I must have walked past State of Emergency 2 four or five times before my brain registered its presence at the show. Placed in a bare booth with no attention grabbers, many passed right by without even noticing the kiosks.
Here's the basic gist of it – have you played State of Emergency? Then you've played State of Emergency 2. Sure, some things have been changed up a bit, but the basic gameplay remains untouched. For instance, you can now recruit a gang that obeys your commands. While controlling a gang adds to the intensity of a riot, it doesn't add much to the game itself. Missions are more thought out, focusing more on destruction and less on escorting/chasing certain characters. New weapons have been added and crowd AI has been improved, as have the graphics, but the new weapons only serve to increase the variety in which you can go about your destructive ways. Basically, the game still lacks the depth to hold your interest and keep one playing for more than ten minutes.

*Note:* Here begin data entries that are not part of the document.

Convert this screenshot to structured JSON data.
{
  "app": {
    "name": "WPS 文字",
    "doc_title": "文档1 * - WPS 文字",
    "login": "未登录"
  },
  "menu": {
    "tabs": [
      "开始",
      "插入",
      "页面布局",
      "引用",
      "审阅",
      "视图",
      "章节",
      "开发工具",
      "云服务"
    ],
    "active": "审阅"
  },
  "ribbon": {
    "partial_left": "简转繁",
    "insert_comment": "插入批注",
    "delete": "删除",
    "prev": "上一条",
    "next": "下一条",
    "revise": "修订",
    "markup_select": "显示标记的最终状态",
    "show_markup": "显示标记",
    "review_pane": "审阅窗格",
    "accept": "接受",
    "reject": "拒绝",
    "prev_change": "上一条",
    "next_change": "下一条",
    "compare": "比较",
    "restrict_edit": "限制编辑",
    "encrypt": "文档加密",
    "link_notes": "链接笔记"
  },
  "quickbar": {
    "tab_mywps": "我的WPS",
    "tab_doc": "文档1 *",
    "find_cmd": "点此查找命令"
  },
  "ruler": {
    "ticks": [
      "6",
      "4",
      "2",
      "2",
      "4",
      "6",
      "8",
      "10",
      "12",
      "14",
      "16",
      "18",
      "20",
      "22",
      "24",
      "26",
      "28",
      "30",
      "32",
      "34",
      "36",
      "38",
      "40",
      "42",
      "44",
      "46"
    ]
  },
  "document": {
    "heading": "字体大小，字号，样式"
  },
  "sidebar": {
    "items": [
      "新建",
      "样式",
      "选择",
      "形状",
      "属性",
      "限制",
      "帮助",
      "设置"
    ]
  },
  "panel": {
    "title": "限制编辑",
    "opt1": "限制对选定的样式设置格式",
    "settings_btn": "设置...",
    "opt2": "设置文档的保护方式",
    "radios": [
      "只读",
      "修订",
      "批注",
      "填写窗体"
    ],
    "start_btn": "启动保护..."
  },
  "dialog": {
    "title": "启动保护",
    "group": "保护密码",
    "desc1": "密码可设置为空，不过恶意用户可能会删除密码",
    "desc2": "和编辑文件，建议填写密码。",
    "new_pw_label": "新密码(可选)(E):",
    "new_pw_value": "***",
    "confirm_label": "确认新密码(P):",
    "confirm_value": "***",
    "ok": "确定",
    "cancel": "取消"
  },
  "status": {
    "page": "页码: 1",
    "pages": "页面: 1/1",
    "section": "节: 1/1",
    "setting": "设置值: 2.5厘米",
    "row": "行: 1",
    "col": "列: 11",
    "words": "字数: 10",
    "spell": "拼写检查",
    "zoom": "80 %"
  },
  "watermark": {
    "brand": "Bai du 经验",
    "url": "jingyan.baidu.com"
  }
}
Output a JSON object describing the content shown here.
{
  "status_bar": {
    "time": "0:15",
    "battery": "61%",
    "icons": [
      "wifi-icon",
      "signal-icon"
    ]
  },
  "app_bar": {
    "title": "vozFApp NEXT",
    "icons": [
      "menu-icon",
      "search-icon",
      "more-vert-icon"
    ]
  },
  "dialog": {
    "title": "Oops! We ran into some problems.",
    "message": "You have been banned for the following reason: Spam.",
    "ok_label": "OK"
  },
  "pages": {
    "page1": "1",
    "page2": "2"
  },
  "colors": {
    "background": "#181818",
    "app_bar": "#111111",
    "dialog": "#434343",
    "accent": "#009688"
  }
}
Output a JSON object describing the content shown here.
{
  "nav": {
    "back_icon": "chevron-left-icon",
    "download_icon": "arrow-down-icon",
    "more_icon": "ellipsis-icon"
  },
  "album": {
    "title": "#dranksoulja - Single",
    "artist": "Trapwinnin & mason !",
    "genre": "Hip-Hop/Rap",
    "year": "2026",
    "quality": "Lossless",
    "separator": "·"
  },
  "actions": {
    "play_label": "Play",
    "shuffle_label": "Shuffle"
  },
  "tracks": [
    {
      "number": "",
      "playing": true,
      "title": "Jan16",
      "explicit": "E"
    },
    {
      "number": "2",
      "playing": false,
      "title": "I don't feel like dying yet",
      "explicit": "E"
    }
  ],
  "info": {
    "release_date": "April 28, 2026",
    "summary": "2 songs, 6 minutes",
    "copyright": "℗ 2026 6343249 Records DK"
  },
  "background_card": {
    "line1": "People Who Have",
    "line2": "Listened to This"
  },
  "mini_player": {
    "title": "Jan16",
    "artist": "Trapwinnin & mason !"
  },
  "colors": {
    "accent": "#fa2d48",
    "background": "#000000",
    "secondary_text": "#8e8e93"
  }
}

With publishing and distribution now handled by BAM! Entertainment, State of Emergency 2 is still a work in progress. Just like all the other games shown at E3, SoE2 has the potential to change considerably between now and its to-be-announced release date. As it stands now, however, SoE2 is just more of the same, likely to be overshadowed once again by the Grand Theft Auto series.